Mali is one of the poorest countries on Earth. It ranks 82nd of the 104 countries listed on the recent Legatum prosperity index. It has 30 per cent unemployment, next to no technological infrastructure and a health-adjusted life expectancy of 38 years. One respect in which it is almost unfathomably wealthy, however, is in the richness and diversity of its folk music. It would be grotesque to propose that one is any sort of compensation for the other, so let's not. Merely marvel at the fact that so many of the African musicians to achieve international prominence over the past 30 or so years gave come from this nation: Ali Farka Touré, Tinariwen, Rokia Traoré, Amadou & Mariam, Oumou Sangaré and Boubacar Traoré, all of whom you should race to investigate if you haven't already.

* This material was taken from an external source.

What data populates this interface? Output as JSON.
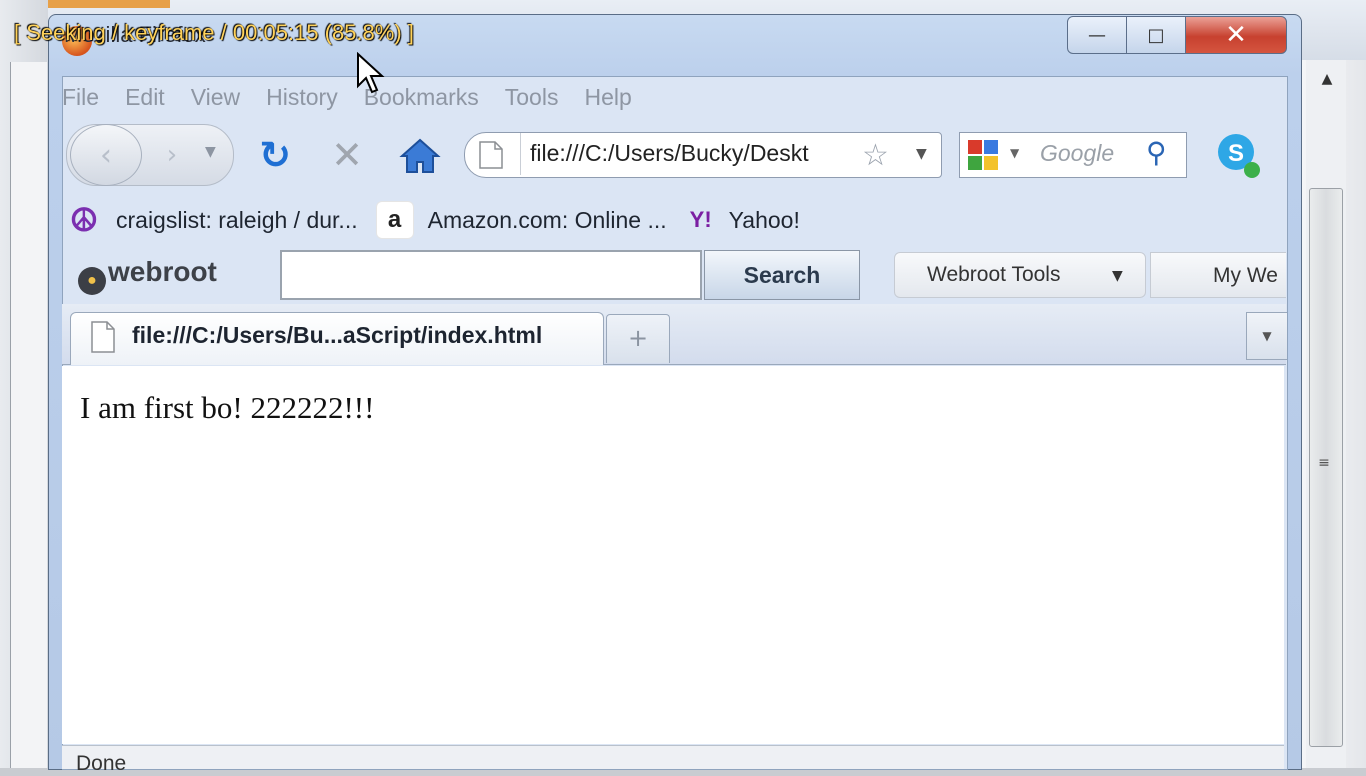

The list goes on, and one very interesting place it goes is Habib Koité, a man who has made it his mission both to encompass Mali's many musical traditions and, in so doing, transcend them. He's a hereditary griot, which is to say a torchbearer for Mali's Mandean bardic tradition. He's also an eclectic music scholar: a classically trained guitarist raised on an early diet of Pink Floyd and Jimi Hendrix. His playing is fluent, lyrical and dexterous. ("I would drink your sweat," a dazzled Bonnie Raitt once told him.) More interesting, however, is the way that it travels around Koité's homeland borrowing elements from a dozen different folk styles and musical languages. He's like a walking Baedeker of Malian music, a ethnomusicological spotters' guide for melodic themes and rhythmic devices. He's playing in Abu Dhabi on Thursday, and I wouldn't miss it for the world.
His trip just might overlap with that of the virtuoso violinist Anne-Sophie Mutter, who is performing at Emirates Palace a couple of days later. Would it be naff to speculate on what a collaboration between the two of them might sound like? Koité, after all, could meet Mutter on her home turf, perhaps joining her in a Paganini duet. Even just a spot of improvisation would be acceptable. Somehow, I don't imagine open-ended jamming is Mutter's thing, but it would be a thing to hear, you must admit. Then again, Mutter is always a thing to hear and the programme for her concert this week ought to supply confirmation enough of that. We'll get to hear three piano trios, with Mozart, Mendelssohn and Previn representing the 18th, 19th and 20th centuries respectively.
There are also a few art shows this week that you won't want to overlook. Ritual Imprint is the latest collection by the Iranian artist Pouran Jinchi, and it comes to the Third Line on Friday. Jinchi specialises in rubbings of prayer stones which she embellishes with calligraphy and geometric designs. The results are meditative beautiful. Meanwhile Farzan Sadjadi is back at Carbon 12 with more grimly comic scenes of war. Remember the version of Goya's Disasters of War that the Chapman brothers produced a couple of years ago, where the prisoners and executioners were given clown faces? Sadjadi's work looks nothing like that, but it has a similar spirit. And it opened last week, but you might still want to catch Human Race, Binu Bhaskar's exhibition at Mojo. The Australian photographer toured the world looking for recurring patterns in major metropolises. From Melbourne to Madrid, Mumbai to Dubai, see him fit the pieces together. Ritual Imprint - Pouran Jinchi Thursday, February 25 The Third Line Gallery, Al Quoz, Dubai Between a Rock and a Hard Place`` - Farzan Sadjadi Tomorrow - February 20 Carbon 12 Gallery Al Quoz, Dubai The Human Race - Binu Bhaskar until February 24 Mojo Gallery Al Quoz, Dubai